[DATA TO EXAMINE]

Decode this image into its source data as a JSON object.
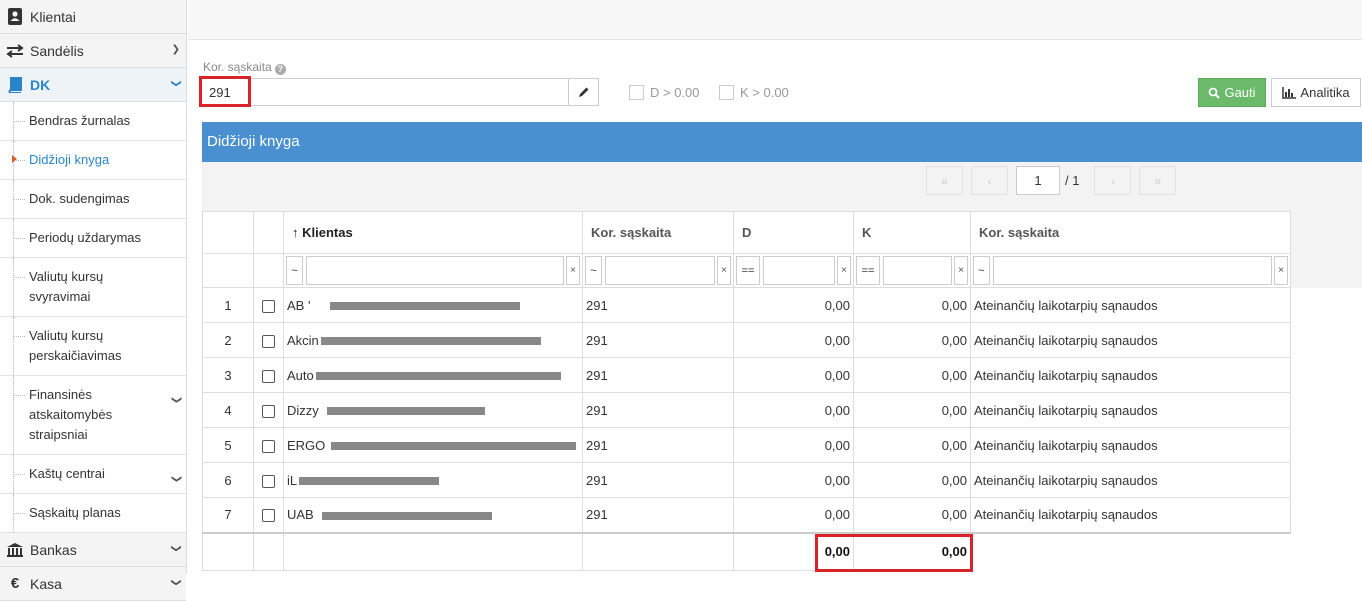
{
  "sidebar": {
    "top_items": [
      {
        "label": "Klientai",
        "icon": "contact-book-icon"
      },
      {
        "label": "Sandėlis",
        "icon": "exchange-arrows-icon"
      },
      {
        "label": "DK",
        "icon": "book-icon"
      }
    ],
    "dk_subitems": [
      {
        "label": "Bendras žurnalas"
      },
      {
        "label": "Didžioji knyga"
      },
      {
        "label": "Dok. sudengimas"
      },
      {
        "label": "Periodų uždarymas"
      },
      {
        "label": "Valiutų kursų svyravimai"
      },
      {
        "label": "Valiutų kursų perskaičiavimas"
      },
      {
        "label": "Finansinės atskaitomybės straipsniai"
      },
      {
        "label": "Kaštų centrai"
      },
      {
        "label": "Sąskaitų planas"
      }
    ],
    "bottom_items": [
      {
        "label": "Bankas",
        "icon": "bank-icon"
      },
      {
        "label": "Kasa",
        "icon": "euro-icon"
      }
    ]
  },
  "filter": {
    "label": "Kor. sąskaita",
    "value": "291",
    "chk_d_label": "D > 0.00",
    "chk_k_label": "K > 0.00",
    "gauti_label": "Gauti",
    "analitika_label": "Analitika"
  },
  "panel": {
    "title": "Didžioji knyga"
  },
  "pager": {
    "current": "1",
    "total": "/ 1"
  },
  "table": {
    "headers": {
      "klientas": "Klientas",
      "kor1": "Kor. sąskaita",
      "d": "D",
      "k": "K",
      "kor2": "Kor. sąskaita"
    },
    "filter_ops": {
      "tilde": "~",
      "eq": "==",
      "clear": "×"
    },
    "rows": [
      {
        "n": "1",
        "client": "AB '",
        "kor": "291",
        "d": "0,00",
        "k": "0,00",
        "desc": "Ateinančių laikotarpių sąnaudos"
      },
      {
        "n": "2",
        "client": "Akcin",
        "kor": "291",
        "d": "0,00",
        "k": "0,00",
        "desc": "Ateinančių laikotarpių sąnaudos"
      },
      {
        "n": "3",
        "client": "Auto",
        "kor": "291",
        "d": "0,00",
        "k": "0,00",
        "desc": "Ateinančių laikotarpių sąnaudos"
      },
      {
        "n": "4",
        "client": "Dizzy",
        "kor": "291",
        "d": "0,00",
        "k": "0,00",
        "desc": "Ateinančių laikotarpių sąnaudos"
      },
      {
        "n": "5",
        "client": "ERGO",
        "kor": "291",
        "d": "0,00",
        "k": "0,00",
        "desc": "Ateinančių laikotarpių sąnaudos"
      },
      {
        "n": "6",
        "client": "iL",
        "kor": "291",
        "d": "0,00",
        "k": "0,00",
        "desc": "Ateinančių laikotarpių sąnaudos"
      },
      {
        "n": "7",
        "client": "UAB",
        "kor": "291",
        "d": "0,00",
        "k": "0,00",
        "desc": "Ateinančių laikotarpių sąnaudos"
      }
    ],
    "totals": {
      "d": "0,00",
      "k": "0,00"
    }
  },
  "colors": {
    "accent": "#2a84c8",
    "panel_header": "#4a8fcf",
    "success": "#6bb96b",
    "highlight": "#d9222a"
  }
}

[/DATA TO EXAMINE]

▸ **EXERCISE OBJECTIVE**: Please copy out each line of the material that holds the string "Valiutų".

▸ **ANSWER BELOW**:
        "label": "Valiutų kursų svyravimai"
        "label": "Valiutų kursų perskaičiavimas"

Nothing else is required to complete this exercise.